Good afternoon, and thank you for being here as we celebrate our history and our future as a special part of our newly re-envisioned Founders Celebration. The core of the University of Denver is knowledge, which is created, expanded and disseminated by our world-class faculty. Knowledge transforms our students through the faculty-student relationships. Knowledge fuels our campus community of faculty, staff and students, and it unites our alumni and friends across the globe. Knowledge is our primary contribution to the Rocky Mountain region, and it is through knowledge that we are changing the world.

Our faculty members’ research, scholarship and creative work add to the body of human knowledge, expanding the way we think of the world. And through research, we realize our commitment to the public good by addressing real-world problems, increasingly through interdisciplinary approaches. In just a few moments, you will hear from five faculty members whose work demonstrates the importance and the power of a modern urban university—and highlights just some of the contributions we are making to to improve our community and the world.
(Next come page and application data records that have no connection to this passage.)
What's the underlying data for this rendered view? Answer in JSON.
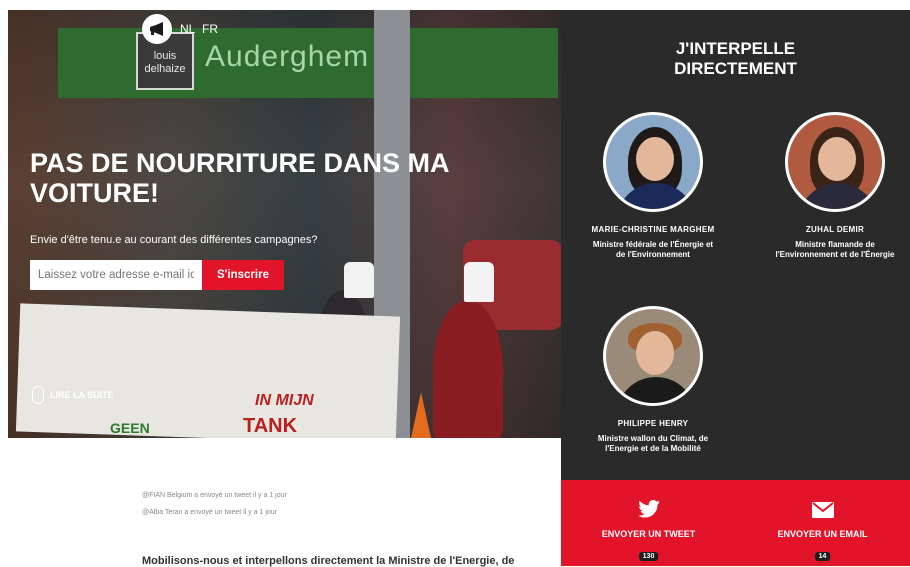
{
  "header": {
    "lang_nl": "NL",
    "lang_fr": "FR"
  },
  "hero": {
    "background_sign_logo": "louis delhaize",
    "background_sign_text": "Auderghem",
    "banner_text_1": "IN MIJN",
    "banner_text_2": "TANK",
    "banner_text_3": "GEEN",
    "title": "PAS DE NOURRITURE DANS MA VOITURE!",
    "subtitle": "Envie d'être tenu.e au courant des différentes campagnes?",
    "email_placeholder": "Laissez votre adresse e-mail ic",
    "subscribe_label": "S'inscrire",
    "read_more": "LIRE LA SUITE"
  },
  "sidebar": {
    "title_line1": "J'INTERPELLE",
    "title_line2": "DIRECTEMENT",
    "people": [
      {
        "name": "MARIE-CHRISTINE MARGHEM",
        "role": "Ministre fédérale de l'Énergie et de l'Environnement"
      },
      {
        "name": "ZUHAL DEMIR",
        "role": "Ministre flamande de l'Environnement et de l'Énergie"
      },
      {
        "name": "PHILIPPE HENRY",
        "role": "Ministre wallon du Climat, de l'Energie et de la Mobilité"
      }
    ]
  },
  "actions": {
    "tweet_label": "ENVOYER UN TWEET",
    "tweet_count": "130",
    "email_label": "ENVOYER UN EMAIL",
    "email_count": "14"
  },
  "feed": {
    "item1": "@FIAN Belgium a envoyé un tweet il y a 1 jour",
    "item2": "@Alba Teran a envoyé un tweet il y a 1 jour"
  },
  "intro": "Mobilisons-nous et interpellons directement la Ministre de l'Energie, de",
  "colors": {
    "accent": "#e2142a",
    "sidebar_bg": "#2a2a2a"
  }
}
Over the past seven years, our student headcount in traditional programs increased by 73, or less than 1 percent. Our faculty FTEs in those programs has increased by by 110, or 17 percent. That was in the thick of the recession, so while others were loading up on students, increasing class size and cutting faculty positions, we were doing exactly the opposite. This emphasis on the academic core helps distinguish the University as we advance our mission.

The work of our faculty represents the ideals not only of our founders and our history—but also of DU IMPACT 2025, our new strategic plan that we developed through conversations with thousands of faculty, staff, students, alumni and friends. During the planning process, it became clear that as the shape of knowledge changes—and as the world’s most vexing problems increasingly require multi-disciplinary approaches—we as a university must break down the barriers between departments and schools and make it easier for faculty members to identify common interests and pursue their passions. We also learned that the Denver region is hungry to interact even more with the University and access our intellectual capacity.

Looking at the history of this 152-year-old institution, it is clear to me that the University was never intended as an ivory tower. Originally situated in downtown Denver, DU has always had a special connection to the region and a commitment to making this area and the world a better place.

One of DU’s greatest strengths is our blend of a liberal arts undergraduate program with distinguished professional and graduate programs. Our sampling of faculty today represent just a few of our schools, but each of their presentations will demonstrate the value of research to greater society.

All of this is just to whet your appetite—both literally in terms of the wonderful reception we have planned following the presentations—but also figuratively, for today is just a taste of the amazing work our faculty are doing across the University. I can’t imagine a better way to honor our founding and our future than by celebrating work like theirs.